Stoolball England was formed as the National Stoolball Association on 3 October 1979. ... The aims laid down in the inaugural meeting of the National Stoolball Association in 1979 [included]: The promotion and expansion of stoolball; To seek to link together existing associations and to encourage the formation of others.
- "Medieval game gets sport status". BBC News. 31 March 2008. Retrieved March 28, 2009.
- Block, David (2006). Baseball Before We Knew It: A Search for the Roots of the Game. University of Nebraska Press.

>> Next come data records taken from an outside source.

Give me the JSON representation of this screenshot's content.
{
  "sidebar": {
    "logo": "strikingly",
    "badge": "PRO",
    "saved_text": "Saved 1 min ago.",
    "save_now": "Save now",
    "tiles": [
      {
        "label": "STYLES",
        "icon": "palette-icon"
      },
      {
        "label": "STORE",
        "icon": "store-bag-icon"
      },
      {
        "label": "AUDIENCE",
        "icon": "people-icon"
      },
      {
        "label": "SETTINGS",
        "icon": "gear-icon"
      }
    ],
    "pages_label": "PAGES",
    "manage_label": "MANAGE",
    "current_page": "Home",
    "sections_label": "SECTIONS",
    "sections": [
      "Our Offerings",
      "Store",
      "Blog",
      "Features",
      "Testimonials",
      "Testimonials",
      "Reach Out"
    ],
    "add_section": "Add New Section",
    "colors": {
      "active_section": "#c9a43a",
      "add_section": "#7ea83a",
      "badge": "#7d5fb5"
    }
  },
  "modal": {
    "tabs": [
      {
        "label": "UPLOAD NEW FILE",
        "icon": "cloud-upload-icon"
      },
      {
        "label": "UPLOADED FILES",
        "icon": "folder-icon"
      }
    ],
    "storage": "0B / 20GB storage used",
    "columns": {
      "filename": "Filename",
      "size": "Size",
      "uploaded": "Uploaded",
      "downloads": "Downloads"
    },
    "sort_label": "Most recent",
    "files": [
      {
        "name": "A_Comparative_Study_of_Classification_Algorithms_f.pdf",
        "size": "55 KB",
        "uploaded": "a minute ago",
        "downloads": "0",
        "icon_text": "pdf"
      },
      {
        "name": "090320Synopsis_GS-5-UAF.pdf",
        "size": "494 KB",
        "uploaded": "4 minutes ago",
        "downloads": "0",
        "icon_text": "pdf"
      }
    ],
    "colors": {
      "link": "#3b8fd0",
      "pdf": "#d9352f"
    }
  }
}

ISBN 978-0-8032-6255-3.
- Tony Collins, John Martin & Wray Vamplew, eds. (2005). The Encyclopedia of traditional British Rural Sports. Routledge Sports Reference. ISBN 978-0-415-35224-6.
- Gomme, Alice Bertha (1894). The traditional games of England, Scotland, and Ireland: with tunes, singing-rhymes, and methods of playing according to the variants extant and recorded in different parts of the Kingdom. David Nutt (publisher), London. Archived by archive.org on June 26, 2007 and viewable here
- "Stobball-play is peculiar to North Wilts, North Gloucestershire, and a little part of Somerset near Bath. They smite a ball, stuffed very hard with quills and covered with soale leather, with a staffe, commonly made of withy, about 3 [feet] and a halfe long... A stobball-ball is of about four inches diameter, and as hard as a stone."
- From a Berkeley manuscript of c.1641:"The large and levell playnes..in the vale of this hundred..doe witnes the inbred delight, that both gentry, yeomanry, rascallity, boyes and children, doe take in a game called Stoball... And not a sonne of mine, but at 7. was furnished with his double stoball staves, and a gamster therafter." John Smyth, The Berkeley manuscripts: the lives of the Berkeleys, lords of the honour, castle and manor of Berkeley in the county of Gloucester from 1066 to 1618...: printed for subscribers by John Bellows, Gloucester, 1883–1885.
- It suggests instead an etymology of the latter word from "stob" + ball, where "stob" means a stump or stub of wood, and refers to the club used to play the game."† stow-ball, n.". OED Online. September 2012. Oxford University Press. 21 September 2012 <http://www.oed.com/view/Entry/191080>.